Rodrigues (2007) considers the Proto-Tupian homeland to be somewhere between the Guaporé and Aripuanã rivers, in the Madeira River basin.[2] Much of this area corresponds to the modern-day state of Rondônia, Brazil. 5 of the 10 Tupian branches are found in this area, as well as some Tupi–Guarani languages (especially Kawahíb), making it the probable urheimat of these languages and maybe of its speaking peoples. Rodrigues believes the Proto-Tupian language dates back to around 5,000 B.P.

History, members and classification[edit]

When the Portuguese arrived in Brazil, they found that wherever they went along the vast coast of this newly discovered land, most natives spoke similar languages. Jesuit missionaries took advantage of these similarities, systematizing common standards then named línguas gerais ("general languages"), which were spoken in that region until the 19th century. The best known and most widely spoken of these languages was Old Tupi, a modern descendent of which is still used today by indigenous peoples around the Rio Negro region, where it is known as Nheengatu ([ɲɛʔẽŋaˈtu]), or the "good language". However, the Tupi family also comprises other languages.

In the neighbouring Spanish colonies, Guarani, another Tupian language closely related to Old Tupi, had a similar history, but managed to resist the spread of Spanish more successfully than Tupi resisted Portuguese. Today, Guarani has 7 million speakers, and is one of the official languages of Paraguay. The Tupian family also includes several other languages with fewer speakers. These share irregular morphology with the Ge and Carib families, and Ribeiro connects them all as a Je–Tupi–Carib family.

Rodrigues & Cabral (2012) list 10 branches of Tupian, which cluster into Western Tupian and Eastern Tupian.[2] Within Western and Eastern Tupian, the most divergent branches are listed first, followed by the core branches.

See also[edit]

References[edit]

  1. ^ Nordhoff, Sebastian; Hammarström, Harald; Forkel, Robert; Haspelmath, Martin, eds. (2013). "Tupian". Glottolog 2.2. Leipzig: Max Planck Institute for Evolutionary Anthropology. 
  2. ^ a b Rodrigues, Aryon Dall'Igna, and Ana Suelly Arruda Câmara Cabral (2012). "Tupían". In Campbell, Lyle, and Verónica Grondona (eds). The indigenous languages of South America: a comprehensive guide.

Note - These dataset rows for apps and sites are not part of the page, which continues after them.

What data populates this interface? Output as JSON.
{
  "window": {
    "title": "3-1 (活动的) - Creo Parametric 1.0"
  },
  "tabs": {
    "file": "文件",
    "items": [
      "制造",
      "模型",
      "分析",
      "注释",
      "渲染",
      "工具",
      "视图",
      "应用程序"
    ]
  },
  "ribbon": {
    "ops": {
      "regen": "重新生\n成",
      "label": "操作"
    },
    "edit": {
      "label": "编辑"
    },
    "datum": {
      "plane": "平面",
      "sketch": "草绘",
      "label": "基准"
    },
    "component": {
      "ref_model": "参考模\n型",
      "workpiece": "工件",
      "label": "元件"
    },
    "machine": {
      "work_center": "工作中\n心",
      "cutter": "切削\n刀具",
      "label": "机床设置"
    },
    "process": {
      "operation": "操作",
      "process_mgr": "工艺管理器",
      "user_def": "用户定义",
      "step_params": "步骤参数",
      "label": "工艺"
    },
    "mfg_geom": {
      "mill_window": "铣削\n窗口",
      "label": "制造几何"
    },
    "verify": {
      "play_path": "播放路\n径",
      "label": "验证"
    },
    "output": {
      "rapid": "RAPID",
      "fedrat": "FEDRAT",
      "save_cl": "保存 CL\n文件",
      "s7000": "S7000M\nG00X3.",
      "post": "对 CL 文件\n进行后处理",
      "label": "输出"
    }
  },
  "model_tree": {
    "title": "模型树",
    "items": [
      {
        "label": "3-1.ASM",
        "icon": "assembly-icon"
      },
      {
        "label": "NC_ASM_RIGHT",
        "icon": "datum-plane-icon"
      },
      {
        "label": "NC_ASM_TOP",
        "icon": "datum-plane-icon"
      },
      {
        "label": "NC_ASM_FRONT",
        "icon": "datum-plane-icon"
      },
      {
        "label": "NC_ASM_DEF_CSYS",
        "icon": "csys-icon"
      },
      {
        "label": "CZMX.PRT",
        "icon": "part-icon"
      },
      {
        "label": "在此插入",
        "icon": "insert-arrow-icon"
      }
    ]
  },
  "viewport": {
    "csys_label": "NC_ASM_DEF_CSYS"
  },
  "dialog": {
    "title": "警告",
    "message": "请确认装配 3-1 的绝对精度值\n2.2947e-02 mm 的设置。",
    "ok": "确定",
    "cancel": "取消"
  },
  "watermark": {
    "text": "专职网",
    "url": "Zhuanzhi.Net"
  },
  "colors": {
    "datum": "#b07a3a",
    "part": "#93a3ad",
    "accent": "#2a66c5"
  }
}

Berlin: De Gruyter Mouton.
  • Rodrigues, Aryon Dall'Igna (2007). "As consoantes do Proto-Tupí". In Ana Suelly Arruda Câmara Cabral, Aryon Dall'Igna Rodrigues (eds). Linguas e culturas Tupi, p. 167-203. Campinas: Curt Nimuendaju; Brasília: LALI.

External links[edit]